Task for the records below: count the lines that contain the word "false" and give only that number.
** Opening RECORD SET block **
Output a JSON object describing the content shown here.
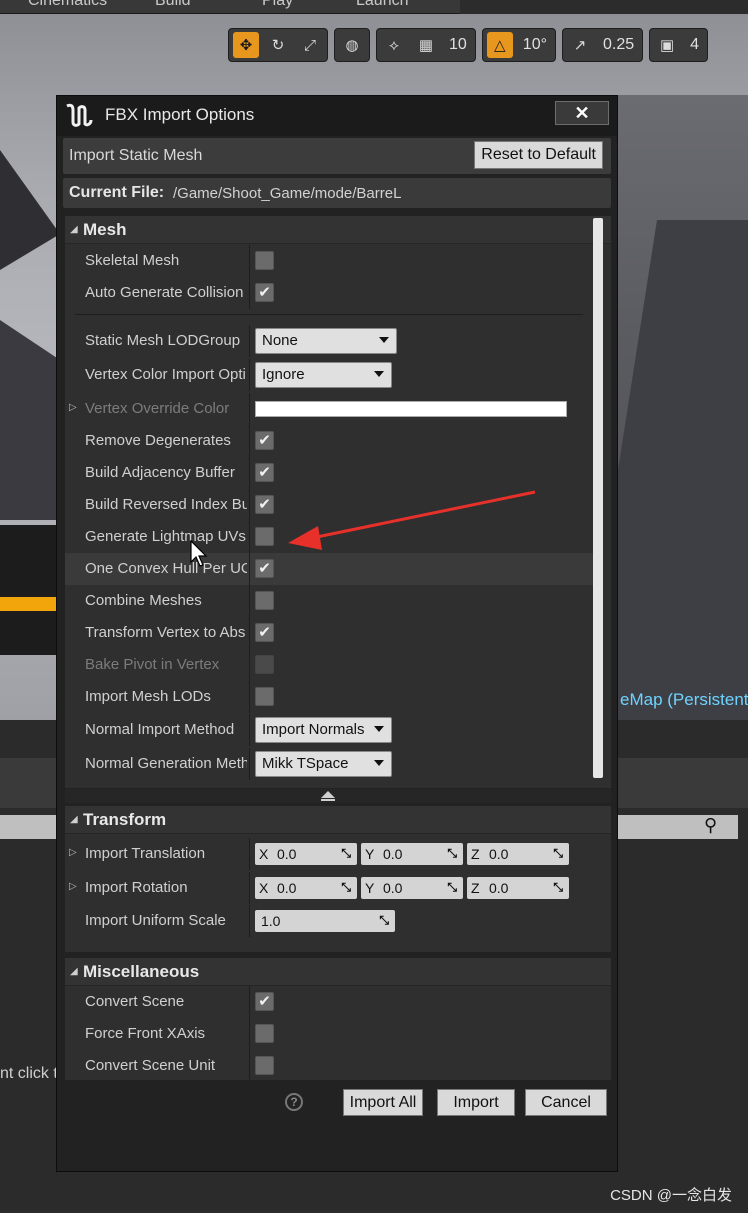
{
  "menubar": {
    "items": [
      "Cinematics",
      "Build",
      "Play",
      "Launch"
    ]
  },
  "toolbar": {
    "grid_snap": "10",
    "rotation_snap": "10°",
    "scale_snap": "0.25",
    "camera_speed": "4"
  },
  "viewport": {
    "map_label": "eMap (Persistent"
  },
  "background": {
    "side_text": "nt click t"
  },
  "watermark": "CSDN @一念白发",
  "dialog": {
    "title": "FBX Import Options",
    "close_label": "✕",
    "import_type": "Import Static Mesh",
    "reset_label": "Reset to Default",
    "current_file_label": "Current File:",
    "current_file_path": "/Game/Shoot_Game/mode/BarreL",
    "sections": {
      "mesh": {
        "title": "Mesh",
        "skeletal_mesh": "Skeletal Mesh",
        "auto_generate_collision": "Auto Generate Collision",
        "static_mesh_lodgroup": "Static Mesh LODGroup",
        "static_mesh_lodgroup_value": "None",
        "vertex_color_import": "Vertex Color Import Opti",
        "vertex_color_import_value": "Ignore",
        "vertex_override_color": "Vertex Override Color",
        "remove_degenerates": "Remove Degenerates",
        "build_adjacency_buffer": "Build Adjacency Buffer",
        "build_reversed_index": "Build Reversed Index Bu",
        "generate_lightmap_uvs": "Generate Lightmap UVs",
        "one_convex_hull": "One Convex Hull Per UC:",
        "combine_meshes": "Combine Meshes",
        "transform_vertex": "Transform Vertex to Abs",
        "bake_pivot": "Bake Pivot in Vertex",
        "import_mesh_lods": "Import Mesh LODs",
        "normal_import_method": "Normal Import Method",
        "normal_import_method_value": "Import Normals",
        "normal_generation_method": "Normal Generation Meth",
        "normal_generation_method_value": "Mikk TSpace"
      },
      "transform": {
        "title": "Transform",
        "import_translation": "Import Translation",
        "import_rotation": "Import Rotation",
        "import_uniform_scale": "Import Uniform Scale",
        "uniform_scale_value": "1.0",
        "axis_x": "X",
        "axis_y": "Y",
        "axis_z": "Z",
        "translation": {
          "x": "0.0",
          "y": "0.0",
          "z": "0.0"
        },
        "rotation": {
          "x": "0.0",
          "y": "0.0",
          "z": "0.0"
        }
      },
      "misc": {
        "title": "Miscellaneous",
        "convert_scene": "Convert Scene",
        "force_front_xaxis": "Force Front XAxis",
        "convert_scene_unit": "Convert Scene Unit"
      }
    },
    "buttons": {
      "import_all": "Import All",
      "import": "Import",
      "cancel": "Cancel"
    }
  },
  "state": {
    "skeletal_mesh": false,
    "auto_generate_collision": true,
    "remove_degenerates": true,
    "build_adjacency_buffer": true,
    "build_reversed_index": true,
    "generate_lightmap_uvs": false,
    "one_convex_hull": true,
    "combine_meshes": false,
    "transform_vertex": true,
    "bake_pivot": false,
    "import_mesh_lods": false,
    "convert_scene": true,
    "force_front_xaxis": false,
    "convert_scene_unit": false
  },
  "colors": {
    "annotation_arrow": "#e8302a",
    "toolbar_active": "#e7961e",
    "map_label": "#6fd3ff"
  }
}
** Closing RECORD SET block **
EXERCISE SOLUTION
7